Vim offers several commands for searching for files by name: :find, :sfind, :tabfind on the command-line, several normal-mode commands like gf, and others. If you just enter
:find filename, Vim will directly open the first file found in your 'path' matching "filename". You can provide a count like
:2find filename to edit the second file on the path matching the filename, but it can be difficult to figure out what order the file you're looking for might occur in your path. Vim 7.3 makes this easier, by introducing tab-completion of filenames found by the
:find command. If you set 'wildmenu', then you can see a list of all files found by the command and select which one to edit without worrying about counts or anything else.
You can also use external utilities like
find on Unix-like systems to look for files. For example, if you want to populate your quickfix list with the output of a
find command, you could add this to your vimrc file:
" find files and populate the quickfix list fun! FindFiles(filename) let error_file = tempname() silent exe '!find . -name "'.a:filename.'" | xargs file | sed "s/:/:1:/" > '.error_file set errorformat=%f:%l:%m exe "cfile ". error_file copen call delete(error_file) endfun command! -nargs=1 FindFile call FindFiles(<q-args>)
Then, when in normal mode, use the
:FindFile command to search for a filename pattern. All the file names that match this pattern (under the current directory) will be displayed in the quickfix window, along with a description of each of one of them.
Notice, the search is done in a recursive manner, and you can use wildcards. If your version of

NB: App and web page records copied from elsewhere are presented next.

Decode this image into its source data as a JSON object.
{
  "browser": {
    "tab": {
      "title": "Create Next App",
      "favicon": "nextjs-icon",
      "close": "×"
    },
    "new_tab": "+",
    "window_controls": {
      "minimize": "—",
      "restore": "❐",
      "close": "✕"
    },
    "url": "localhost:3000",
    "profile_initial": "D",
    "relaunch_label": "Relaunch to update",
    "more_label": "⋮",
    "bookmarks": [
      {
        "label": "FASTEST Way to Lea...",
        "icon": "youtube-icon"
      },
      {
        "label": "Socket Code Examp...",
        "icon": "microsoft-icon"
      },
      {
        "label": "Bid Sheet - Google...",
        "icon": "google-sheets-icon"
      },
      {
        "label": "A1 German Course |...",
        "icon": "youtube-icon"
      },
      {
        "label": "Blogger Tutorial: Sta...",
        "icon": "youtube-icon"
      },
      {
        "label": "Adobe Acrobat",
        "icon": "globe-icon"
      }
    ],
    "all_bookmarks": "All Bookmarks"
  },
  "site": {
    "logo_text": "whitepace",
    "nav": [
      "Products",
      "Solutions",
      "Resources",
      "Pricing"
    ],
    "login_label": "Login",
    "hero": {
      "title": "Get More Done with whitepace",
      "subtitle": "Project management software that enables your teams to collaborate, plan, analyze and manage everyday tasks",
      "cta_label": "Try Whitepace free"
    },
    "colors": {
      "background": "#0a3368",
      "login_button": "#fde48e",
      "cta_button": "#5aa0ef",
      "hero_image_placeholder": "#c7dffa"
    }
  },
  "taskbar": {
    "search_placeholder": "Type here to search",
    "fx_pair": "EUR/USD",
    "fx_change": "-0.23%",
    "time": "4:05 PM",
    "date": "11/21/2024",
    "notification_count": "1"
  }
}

find supports it, you can do a case-insensitive search by replacing
-iname; otherwise you can specify multiple cases with a pattern like
[Ff]oo[Bb]ar.txt. If you want to use a regular expression, you can call

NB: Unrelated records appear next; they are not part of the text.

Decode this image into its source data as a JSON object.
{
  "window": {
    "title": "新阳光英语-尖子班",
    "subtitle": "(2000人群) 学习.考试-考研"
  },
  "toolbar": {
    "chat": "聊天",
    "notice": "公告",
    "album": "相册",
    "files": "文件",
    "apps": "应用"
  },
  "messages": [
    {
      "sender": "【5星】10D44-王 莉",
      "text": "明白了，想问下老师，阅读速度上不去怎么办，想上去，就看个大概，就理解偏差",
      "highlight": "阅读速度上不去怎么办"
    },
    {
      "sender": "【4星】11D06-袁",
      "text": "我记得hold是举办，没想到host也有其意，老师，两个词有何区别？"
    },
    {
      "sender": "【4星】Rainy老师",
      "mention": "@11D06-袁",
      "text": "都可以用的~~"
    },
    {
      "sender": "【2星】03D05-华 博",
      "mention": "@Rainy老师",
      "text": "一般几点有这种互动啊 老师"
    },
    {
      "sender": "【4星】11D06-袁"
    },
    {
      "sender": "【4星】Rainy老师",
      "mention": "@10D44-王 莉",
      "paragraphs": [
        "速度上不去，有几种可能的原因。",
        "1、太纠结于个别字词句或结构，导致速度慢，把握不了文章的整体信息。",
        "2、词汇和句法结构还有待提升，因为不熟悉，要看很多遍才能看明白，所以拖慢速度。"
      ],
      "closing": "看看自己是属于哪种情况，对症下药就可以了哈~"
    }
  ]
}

find with the
-iregex flags instead (if supported).
The function uses some standard Unix-like utilities: find, file, sed.
Related plugins[edit | edit source]

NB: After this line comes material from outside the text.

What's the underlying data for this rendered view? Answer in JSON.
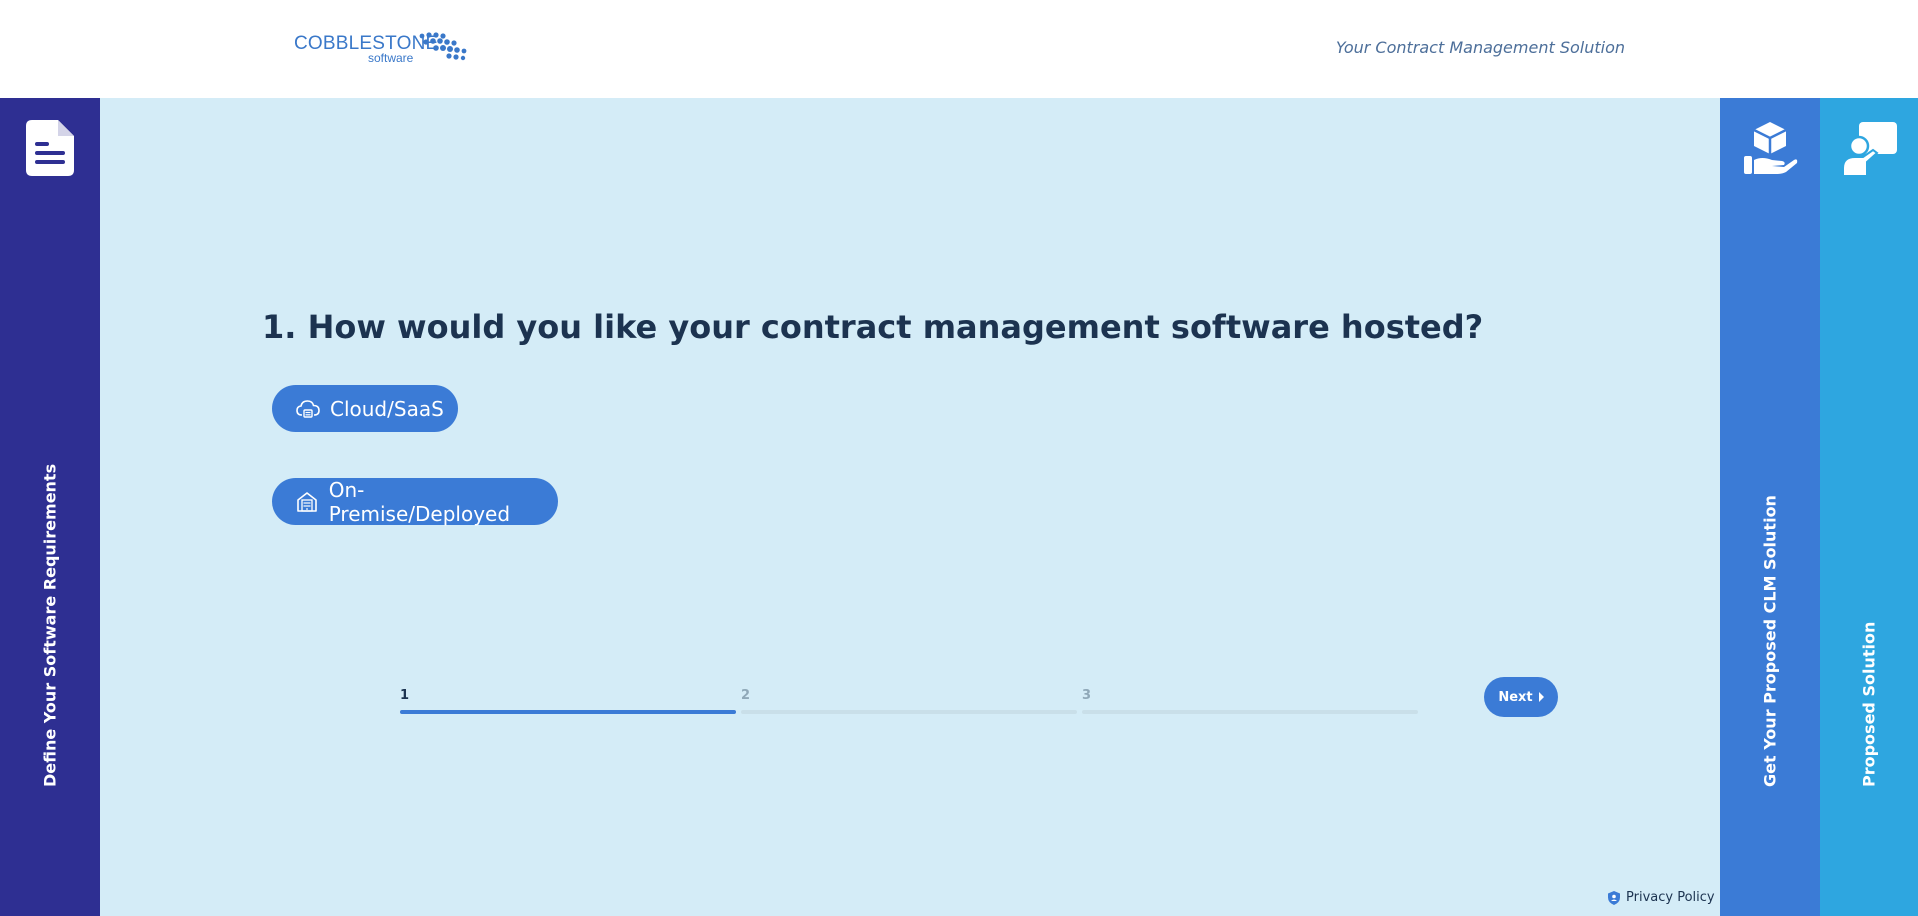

- FuzzyFinder (requires L9 plugin)
- Ctrl-P (temporarily expands the commandline)
- Command-T (requires Ruby support)
- AsyncFinder (requires Python support, splits open a temporary window, never locks up Vim)
See also[edit | edit source]
Comments[edit | edit source]
I use this little script. If we find an exact match (wc -l = 1), i open the file in vim. If I find more than one matches, open a list of the files. Then I can use 'gf' (gotofile) in vim to open the specific file.
#! /bin/sh ## fvim: finds files and opens them in vim listfile=/tmp/fvim.tmp ## Find files and store them in a list find . -iname "$1" > $listfile findcount=`cat $listfile | wc -l` if [ $findcount -ge 2 ] ; then vim $listfile else vim `cat $listfile` fi
This is what I do:
function! Find(...) if a:0 == 1 let filename = a:1 execute "args `find . -iname '*".filename."*' -print`" elseif a:0 == 2 let path = a:1 let filename = a:2 execute 'args `find '.path." -iname '*".filename."*' -print`" endif endfunction command! -nargs=+ Find call Find(<f-args>)
This way the files are opened in your args list and you can use
" Use grep on filenames instead of relying on find's patterns. " TODO: How to hook this up with 'gf'? command! -nargs=1 FindFiles call FindFiles(<q-args>) function! FindFiles(filename) let error_file=tempname() silent exe '!find . ~ \|grep -Pis "'.a:filename.'" -- - \| xargs file \| sed "s/:/:1:/" > '.error_file setl errorformat=%f:%l:%m exe "cfile ". error_file copen call delete(error_file) endfunction